Silence Teaches You How to Sing

From Wikipedia, the free encyclopedia
Jump to: navigation, search
Silence Teaches You How to Sing
Ulver silence teaches you how to sing.jpg
EP by Ulver
Released September 3, 2001
Genre Glitch, dark ambient
Length 24:05
Label Jester
Ulver chronology
Perdition City
(2000)
Silence Teaches You How to Sing
(2001)
Silencing the Singing
(2001)

Silence Teaches You How to Sing is an EP by Norwegian experimental collective Ulver. Recorded and mixed in February 2001, the EP was issued by Jester Records in September 2001, limited to 2000 copies. Loosely recorded during the sessions for the Perdition City, together with Silencing the Singing, the EP is a subtle counterpart to the more dramatic full-length, issued in March 2000.[1]

The style is more experimental/atmospheric and less beat-oriented; rather mood pieces that revolve around the Perdition City theme.[2] Due to the experimental nature of the music, both Silence EP’s were limited to two thousand, and three thousand copies. However, both Silence Teaches You How to Sing and Silencing the Singing EP’s were re-released as one disc, issued through American independent label Black Apple Records, under the title Teachings in Silence, in November 2002.[3]

Portions of the EP appeared in the 2012 supernatural horror film Sinister.

Critical Reception[edit]

Professional ratings
Review scores
Source Rating
Allmusic 4/5 stars link
Chronicles of Chaos 8.5/10 stars link

Metal Archives commented, “This album contains one 24-minute title-track filled with a swirling resonance of static, mysterious sounds, and haunting, surreal melodies and textures. It is a strenuous, chaotic experiment gone out of control. The ideas are very spread apart and abstract rather than intricately jumbled atop one another, further proving Ulver's ultra-musical-flexibility and ingenuity.”[4]

William York, writing for AllMusic rated the EP four stars, commenting, “Silence Teaches You How to Sing has the same type of subdued, rainy night in the city atmosphere as that album, but here the material is not beat-oriented like on Perdition City, and it is also a lot more sparse than anything on that album.

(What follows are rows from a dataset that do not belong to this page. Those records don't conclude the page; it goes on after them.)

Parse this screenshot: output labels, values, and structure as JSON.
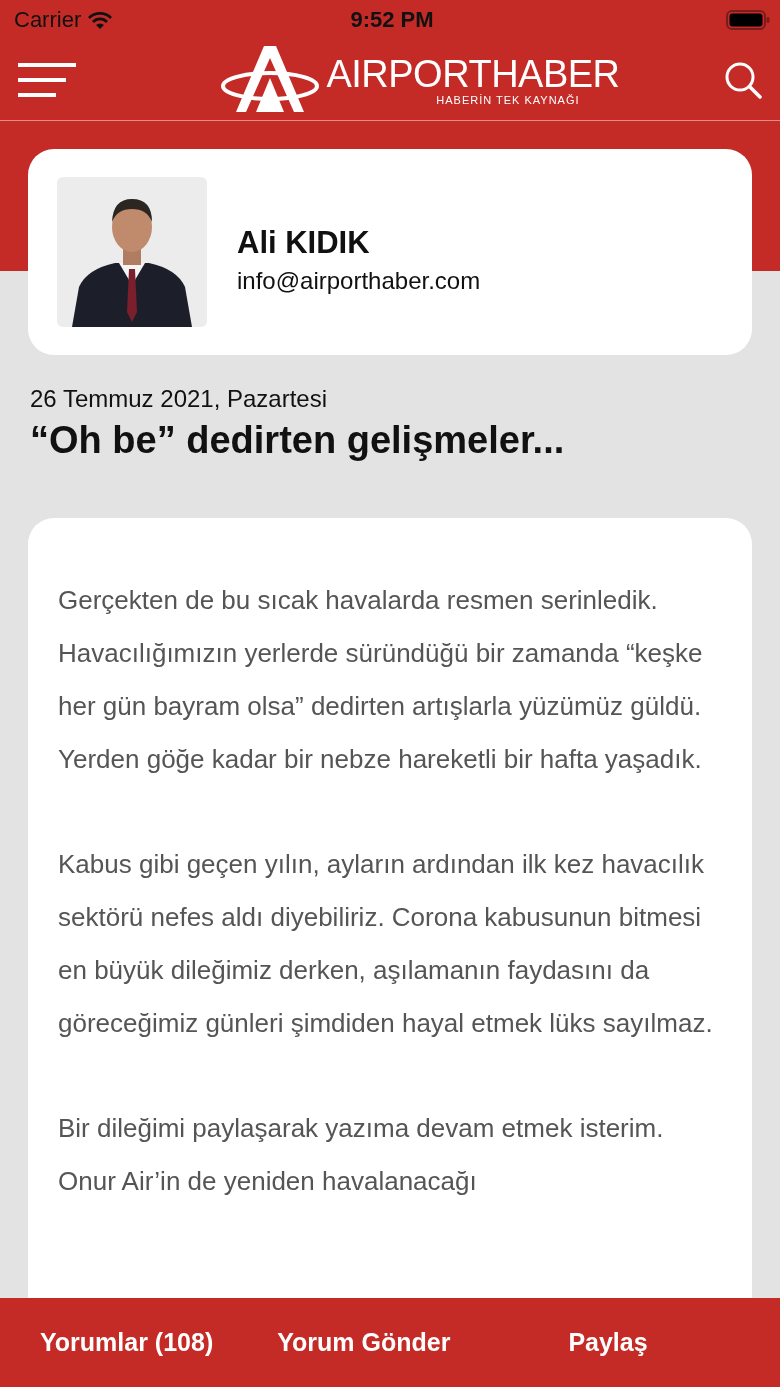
{
  "status_bar": {
    "carrier": "Carrier",
    "time": "9:52 PM"
  },
  "header": {
    "brand": "AIRPORTHABER",
    "tagline": "HABERİN TEK KAYNAĞI"
  },
  "author": {
    "name": "Ali KIDIK",
    "email": "info@airporthaber.com"
  },
  "article": {
    "date": "26 Temmuz 2021, Pazartesi",
    "title": "“Oh be” dedirten gelişmeler...",
    "paragraphs": [
      "Gerçekten de bu sıcak havalarda resmen serinledik. Havacılığımızın yerlerde süründüğü bir zamanda “keşke her gün bayram olsa” dedirten artışlarla yüzümüz güldü. Yerden göğe kadar bir nebze hareketli bir hafta yaşadık.",
      "Kabus gibi geçen yılın, ayların ardından ilk kez havacılık sektörü nefes aldı diyebiliriz. Corona kabusunun bitmesi en büyük dileğimiz derken, aşılamanın faydasını da göreceğimiz günleri şimdiden hayal etmek lüks sayılmaz.",
      "Bir dileğimi paylaşarak yazıma devam etmek isterim. Onur Air’in de yeniden havalanacağı"
    ]
  },
  "bottom_bar": [
    "Yorumlar (108)",
    "Yorum Gönder",
    "Paylaş"
  ]
}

Sharing more in common with experimental/electronic artists such as Coil, Pole, and Tarwater. It's a risky move for Ulver to be stepping into this territory, but here, at least, the band has managed to pull it off with a subtle counterpart to the more dramatic Perdition City.”[5]

Alvin Wee, writing for webzine Chronicles of Chaos, comments, “Minimalist and sparsely beautiful, the single twenty-minute track gradually sweeps forward with near-inaudible drones and subtle statics, occasionally throwing glowing sparks of light into the sombreness with higher-end metallic resonances. What's unsettling is the music's ability to retain its icy core while pouring forth warmer organic tones: the aura of desolation and despair becomes apparent not long into the disc, and never releases its chilly grip on the soul for a moment. It's one that open-minded listeners won't want to miss. This is sugar-coated depression at its best.”[6]

John Chedsey, sums up, “The cumulative effect of listening to this EP is similar to someone scanning through radio stations on the AM band and occasionally landing on musical pieces. The twenty plus minutes of the EP takes the listener through static, peripheral sound effects and takes one on a short journey. The more musical moments are akin to the mood pieces on Perdition City, giving the listener one last visit (well, almost) in this urban landscape before Ulver moves onto their next adventure.”[2]

Track listing[edit]

No. Title Length
1. "Silence Teaches You How to Sing" 24:05

Personnel[edit]

Ulver

References[edit]

  1. ^ York, William (January 24, 2002). "Ulver - Silence Teaches You How to Sing". AllMusic. Retrieved June 1, 2014. 
  2. ^ a b Chedsey, John (November 2001). "Ulver". Satan Stole My Teddybear. Retrieved May 29, 2014. 
  3. ^ "New releases scheduled for 2003 to mark ULVER's ten years in metabusiness". Jester Records. March 15, 2002. Retrieved May 29, 2014. 
  4. ^ "Ulver - Silence Teaches You How to Sing". Metal Archives. October 29, 2004. Retrieved June 2, 2014. 
  5. ^ York, William (October 29, 2004). "Ulver - Silence Teaches You How to Sing". AllMusic. Retrieved June 2, 2014. 
  6. ^ Wee, Alvin (October 19, 2001). "Ulver - Silence Teaches You How to Sing". Chronicles Of Chaos. Retrieved June 2, 2014.